One thing I will say in defence of Crash Bandicoot before we get into this, is that I think Naughty Dog’s breakthrough title is still quite a nice looking game compared to other PlayStation titles.
With that said, it’s time to take off the the rose tinted glasses and remember that the Bandicoot was actually met with a pretty cold critical reception back in 1996.
Crash wasn’t exactly a dream to control, and using a D-Pad to navigate a 3D platformer felt dirty and wrong. That, combined with a crap camera that had a habit of being as awkward as possible just makes for a fairly lame experience.
With that said, I’m hoping the upcoming remasters can recapture how Crash Bandicoot made gamers feel back in the day, while making sure it’s decent by modern standards.
Super Mario 64
Legend has it that if you say a bad word about the seminal Super Mario 64, Shigeru Miyamoto himself crawls through your mirror at night and steals your soul.
Still, I’ll risk it.
Super Mario 64 is responsible for so many amazing videogames, but Mario’s 3D debut was never a perfect game, and compared to games like Mario Galaxy or 3D World, it just doesn’t hold up.
Where 2D Mario has remained unchanged for over thirty years, it was always clear with Mario 64 that there was room to improve the formula.
Improved technology can now bring the Plumber’s round and colourful world to life in the way it deserves, as well as give us more visually diverse worlds with way more gameplay variety, tighter controls, and a camera that doesn’t make me want to gouge my eyes out with a spoon.
Surprisingly, the majority of NES games are still remarkably tight and relatively easy to pick up and play. The Legend of Zelda and Mega Man 2 might be immensely challenging, but that’s usually by design.
Not so with the original Metroid – a game that threw you into a 2D labyrinth of very similar looking rooms and expected you to get on with it without so much as a map.

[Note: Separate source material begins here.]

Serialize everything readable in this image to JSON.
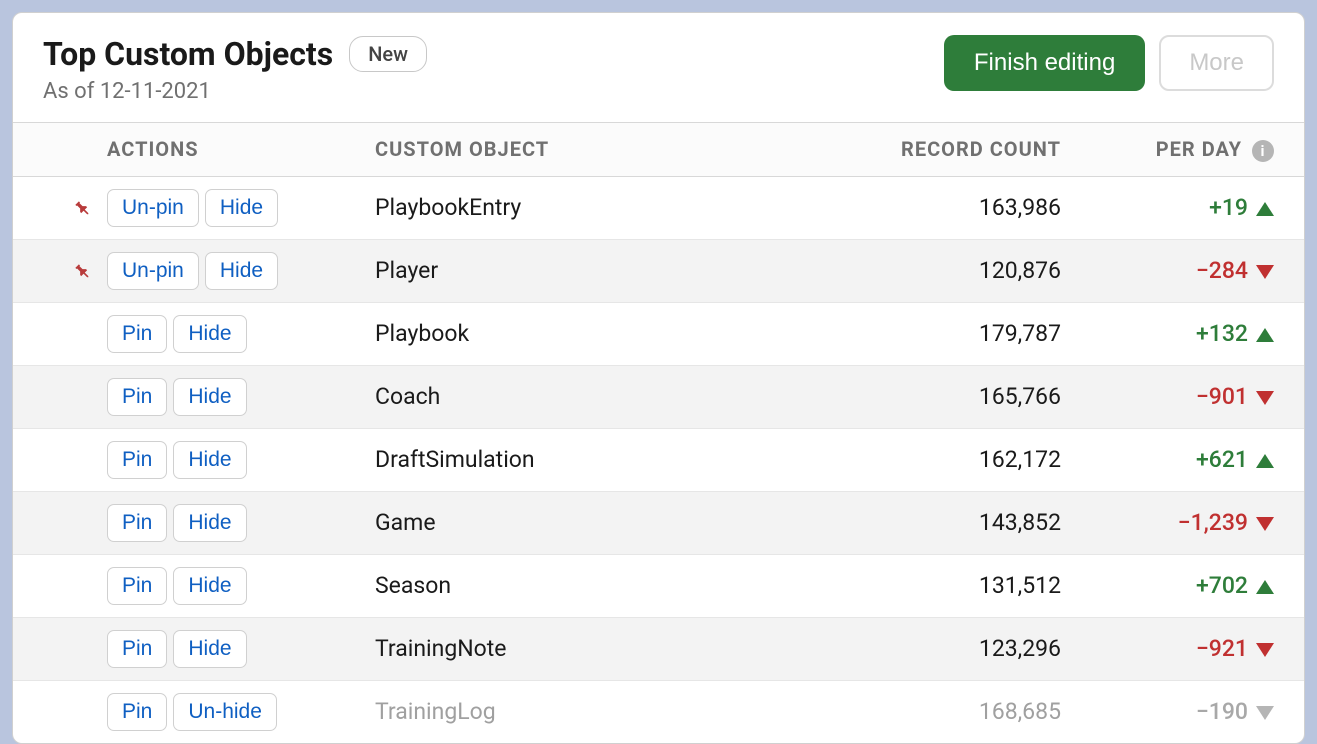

Really, Metroid plays fine, and both sounds and looks decent for the time. It’s the one glaring omission in the form of a map so you can at least see where you’ve been that makes the original such a chore to play.
With that in mind, Metroid Zero Mission is an excellent remake that takes the time to correct the navigational niggles, and the game is much, much smoother for it.
Mortal Kombat was all about one thing back in the day: extreme, brutal, and terrifyingly visceral violence – but what do you do when technology advances, and that ‘realistic’ violence ends up looking ridiculous?
Mortal Kombat was shocking for what it was back in the day, in the same that a Victorian woman showing off a bit of ankle would have caused quite a stir in 1863.
But times have changed, and neither poorly animated sprites pulling each other apart nor the female ankle causes the slightest bit of bother these days.
Basically, all you need to do is compare a fatality from the original to some of the newer (and much more gruesome) efforts. We can always count on the Mortal Kombat franchise to pioneer disgustingly visceral content.
While it might be a bummer to acknowledge that some of the greatest games from our pasts have started to rot somewhat, it is a testament to the evolution of the industry that yesterday’s classics are today’s clunkers.
Maybe 25 years from now we’ll sit around talking about how The Last of Us is dogshit by modern standards because it isn’t controlled via the microchip in your brain – we just don’t know.
Ewan Moore is a journalist at UNILAD Gaming who still quite hasn’t gotten out of his mid 00’s emo phase. After graduating from the University of Portsmouth in 2015 with a BA in Journalism & Media Studies (thanks for asking), he went on to do some freelance words for various places, including Kotaku, Den of Geek, and TheSixthAxis, before landing a full time gig at UNILAD in 2016.